Retrofit grants: €25,000 offered to households to help insulate homes

State to contribute half of cost of insulating homes up to high BER rating of B2

The scheme will pay out fixed grants for each measure that gets done. Photograph: iStock

Grants of more than €25,000 will be offered to individual householders to help pay for deep retrofits of their homes as part of the biggest home insulation scheme ever offered in the State.

Minister for the Environment Eamon Ryan will announce details on Tuesday of the new Home Energy Upgrade Scheme for private homes that will cover close to half the cost (45-51 per cent) of a deep retrofit that would improve a dwelling’s energy efficiency to a high B2 rating.

One of the biggest barriers for householders until now has been the high upfront construction costs associated with improving poorly insulated buildings.

Senior sources in government have confirmed that under Mr Ryan’s flagship programme, sizeable grants will be available to qualifying homes. The State will, for example, contribute €26,000 of the €53,000 cost of deep-retrofitting works on an average hollow block semi-detached home with an E2 rating. Bringing the rating from E to B would reduce the heating bills by as much as two-thirds, leading to substantial savings each year.


The programme for government has set itself ambitious targets of retrofitting 500,000 homes to B2 standard by 2030 and to install 400,000 heat pumps. Almost €5 billion of the €9.5 billion in additional funds raised by carbon taxes will be targeted at home efficiency.

A key part of the plan will be a network of “one-stop shops” throughout the State that will offer a simplified end-to-end service for homeowners. It would cover the application process, access to finance and construction work.

In addition to the grants, it is understood the Government will also offer low-interest loans to homeowners.

Although the Government’s main focus is on deep retrofits, there will also be 80 per cent grants available to households who opt for more minor work, such as insulating attics or cavity walls, reducing the overall cost of such works to as low as a few hundred euro.

Fixed grants

The new scheme will be brought to cabinet by Mr Ryan, the Green Party leader, on Tuesday for approval by ministers.

The scheme will pay out fixed grants for each measure that gets done such as the installation of heat pumps, ceiling and wall insulation, work on external doors and openings.

The Irish Times understands an expanded system of free energy upgrades will also be available for low-income households that are at risk of energy poverty.

“The level of grant funding we are talking about here is unprecedented. We are talking about not just cutting heating bills this year but every year into the future,” a source for the Green Party in Government said on Sunday.

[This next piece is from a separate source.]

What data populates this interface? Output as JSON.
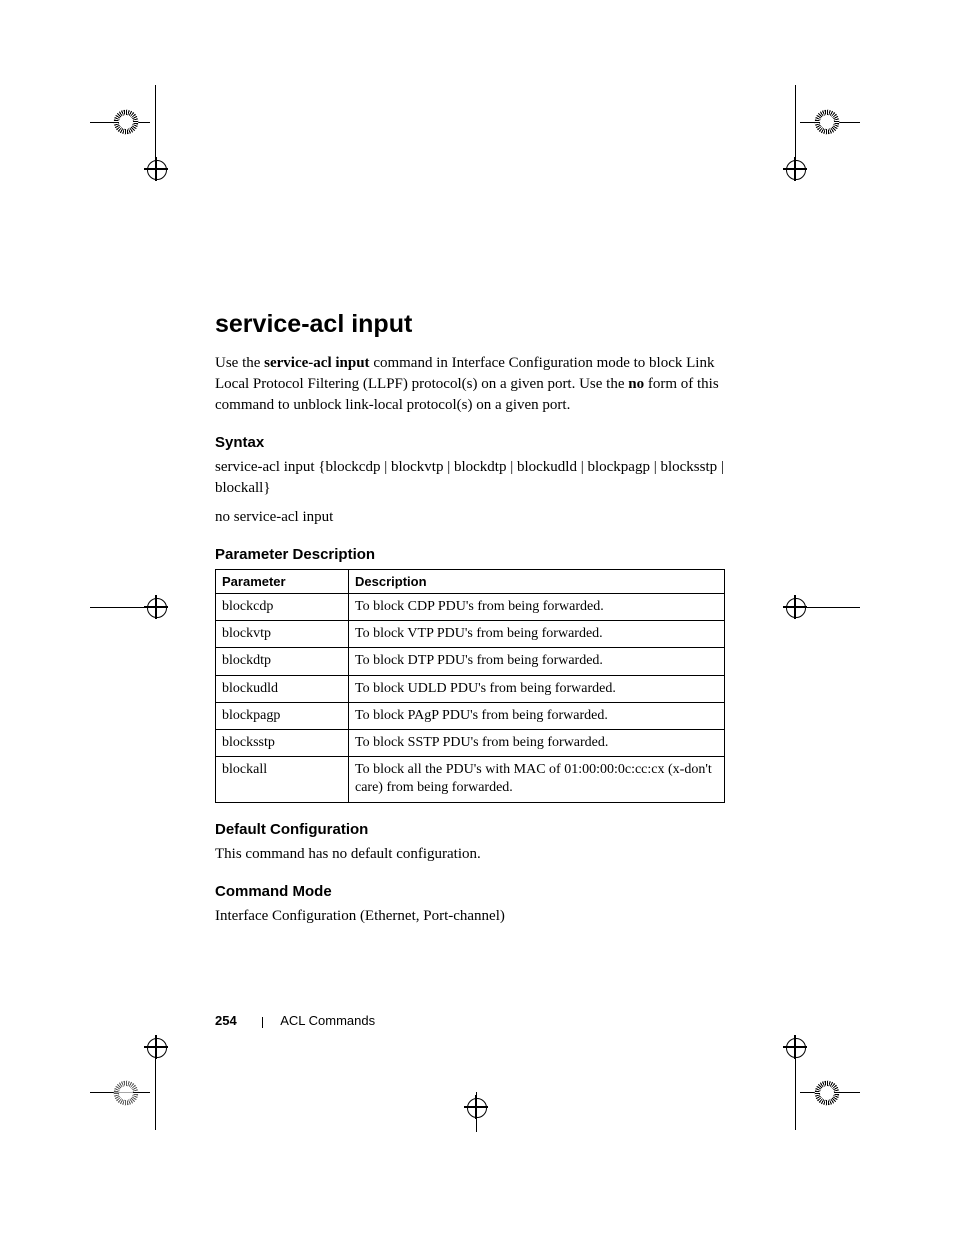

A total of €352 million has been allocated towards energy upgrade schemes this year but the funding will be ramped up over the coming years as the rollout intensifies. In all, €8 billion has been allocated under the National Development Plan up to 2030 with the aim of delivering 500,000 home energy upgrades. However, the overall bill for retrofitting that number of homes would work out at €25 billion, based on an average of €20,000 per home.

“The certainty around the NDP funding will give the construction sector confidence to really get behind this. They can hire extra staff knowing the money is there into the future,” the source added.

“Low-interest loans for this work will also be announced later this year. Coupled with the higher grants on offer, the loan repayments are likely to be similar to the savings people will see on their bills. This will give people warmer homes for very little cost.”

Energy prices

Separately, Taoiseach Micheál Martin has insisted there will be no “mini-budget” to address the challenge of a spike in fuel and energy prices, in effect ruling out any reductions in VAT or increases in social welfare. He indicated a Government package to alleviate rising costs for families would be announced by the end of the week and would focus on the possible reductions of charges for utilities or other services.

He said there had to be “a balance between targeting and also speed, because we understand that people are suffering from the impact of inflation right now”.

“We will be looking at a range of charges that impact on people, particularly health charges, transport charges to see what we can do quickly. Some may be once-off, some may be more sustainable in terms of reducing charges for people,” he told RTÉ Radio 1’s This Week programme.

Harry McGee

Harry McGee

Harry McGee is a Political Correspondent with The Irish Times